I've always read that when passing around an EJBObject, you should pass its handle, not the object itself. I've dutifully followed this rule in my own coding. Now I've come into a project where they retrieve an EntityBean through a finder method, then proceed to pass it around freely, even through session bean calls that return it to a different JVM. As far as I can tell though, everything works fine. So, what's the point of using handles?
If you are passing the ejb reference amongst "normal" java classes then this is probably OK. The Handle is serializable and thus is good for stuffing in a cache or something like HttpSession. It is also useful to pass to remote objects ("over the wire" to another machine").
For what it's worth, you can use HomeHandles in a modified version of the EJBHomeFactory pattern when you have (for instance) a web container and an EJB container in separate processes or on separate nodes which may be started and stopped separately as the HomeHandle is valid for separate runs of the EJB container whereas the EJBHome reference is not.
Guys, I'm slightly confused now, EJBObject implements java.rmi.Remote, whereas Handle implements java.io.Serializable. Knowing that you can only pass either primitive values (ie int, float, double...) or serializable objects to remote objects (ie EJBs), would I be right to say that if you want to pass an EJB to another EJB (in another JVM), I cannot pass the EJBObject (it is not serializable) but I can pass the Handle?

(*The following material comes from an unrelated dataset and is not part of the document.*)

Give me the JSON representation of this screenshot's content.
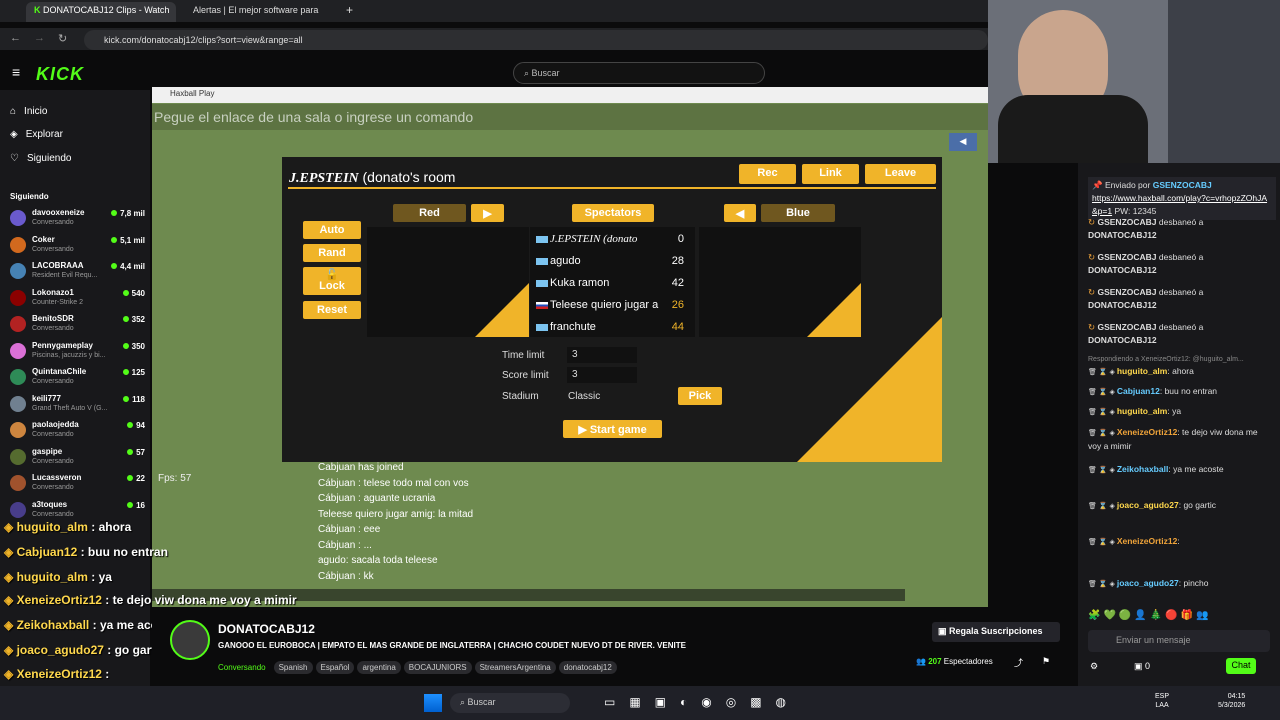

If the above is right, how do you pass the remote interface to another EJB? Eduard